  • The court could take your buying of a property into consideration as they determine how to split assets amongst the divorcing parties. This could lead to a less favorable settlement for you.


Tips on Buying Property During a Divorce

It’s important to be careful and mindful when buying a property during a divorce. Here are some tips to help you buy the house you want without any major problems.


1. Community Property State Laws

Community property laws vary from state to state. If you live in a community property state, any asset and debts acquired by either party in a marriage is shared equally between both spouses and has to be split in the divorce settlement. Even if you buy a house while separated, the house may still be considered a marital asset if the divorce is not official. Debt incurred by either spouse is considered a joint responsibility, which can potentially limit your ability to qualify for loans. There are nine states that are considered community property states.

  • Arizona
  • California
  • Idaho
  • Louisiana
  • Nevada
  • New Mexico
  • Texas
  • Washington
  • Wisconsin

Other states use common law which allows spouses to acquire assets and debt individually. If you do live in a community property state and want to buy a house during a divorce, there are ways to protect yourself.


Use a Quitclaim Deed or Interspousal Transfer Deed

Title companies in a community property state require the other spouse to officially deny any interest in the property before you buy it. This can be done with a Quitclaim Deed which is a legal document that transfers property rights from one party to the other. An Interspousal Transfer Deed can also be used for the same purpose.


2. Separate Your Finances

When paying for closing costs, it’s important to use personal funds instead of joint marital bank accounts. Otherwise, your spouse may have legal claim over your newly acquired property. Make sure you separate your finances before buying a house and only use your own money for the purchase.

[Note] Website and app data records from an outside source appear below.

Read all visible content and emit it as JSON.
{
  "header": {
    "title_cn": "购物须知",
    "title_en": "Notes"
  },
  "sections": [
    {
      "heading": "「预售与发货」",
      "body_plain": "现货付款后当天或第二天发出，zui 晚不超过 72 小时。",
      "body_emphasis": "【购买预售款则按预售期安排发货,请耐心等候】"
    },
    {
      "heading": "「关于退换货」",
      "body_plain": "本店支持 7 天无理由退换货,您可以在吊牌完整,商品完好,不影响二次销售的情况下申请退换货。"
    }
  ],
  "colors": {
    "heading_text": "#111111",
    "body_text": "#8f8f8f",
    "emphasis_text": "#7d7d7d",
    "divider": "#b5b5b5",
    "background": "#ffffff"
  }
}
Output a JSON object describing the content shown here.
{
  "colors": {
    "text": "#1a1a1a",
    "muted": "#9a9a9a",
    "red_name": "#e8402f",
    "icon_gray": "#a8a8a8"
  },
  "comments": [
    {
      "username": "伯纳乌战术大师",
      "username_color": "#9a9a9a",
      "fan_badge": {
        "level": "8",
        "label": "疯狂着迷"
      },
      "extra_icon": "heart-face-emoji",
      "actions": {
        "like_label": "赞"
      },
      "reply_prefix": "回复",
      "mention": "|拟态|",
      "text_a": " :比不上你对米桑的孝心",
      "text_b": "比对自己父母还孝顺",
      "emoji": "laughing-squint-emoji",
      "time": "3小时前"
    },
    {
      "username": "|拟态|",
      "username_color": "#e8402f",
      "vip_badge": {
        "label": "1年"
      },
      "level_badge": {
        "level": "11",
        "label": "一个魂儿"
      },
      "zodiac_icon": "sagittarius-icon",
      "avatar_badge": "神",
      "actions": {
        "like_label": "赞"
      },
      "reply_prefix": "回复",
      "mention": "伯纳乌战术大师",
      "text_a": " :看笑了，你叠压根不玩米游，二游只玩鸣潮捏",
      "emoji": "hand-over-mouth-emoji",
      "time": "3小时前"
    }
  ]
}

3. Put The Documents in your Name

To avoid any issues in community property states, some home buyers attempt to use a friend or family member’s name on the documents for the transaction. However, this can create a whole new set of problems for you as the homebuyer. Not only could you be charged with mortgage fraud, but if the divorce courts discover your actions, you could face serious consequences.


4. Consider Finances After The Divorce

Divorce completely changes your financial situation. You may have alimony, child support, and other financial obligations to consider. After a divorce, making monthly mortgage payments or even qualifying for a government backed loan may be difficult. Make sure you consider your post-divorce finances before deciding to purchase a house.


5. Removing a Spouse’s Name From a Mortgage

Divorce doesn’t automatically get a spouse removed from a mortgage. If you and a spouse are both liable to a mortgage, then you’ll have to refinance the mortgage in order to remove one of the names from the loan. Other ways to get a spouse removed from a mortgage include selling the home and splitting the proceeds, or a buyout by the person remaining on the mortgage.


Real Estate Agents Make Buying a House During a Divorce Simple

Buying a house during a divorce is a completely different process than purchasing one in a traditional real estate transaction. The process can be complicated and confusing, but working with real estate agents can make the process easier.

A great real estate agent like a Negotiator can help you navigate the legal aspects and understand the financial implications of buying a house in these times. They can also help negotiate a favorable purchase price and make sure the process is completed smoothly. Negotiators are also readily able to accommodate and work around whatever timeline works best for you.

Find a Negotiator To Work With Here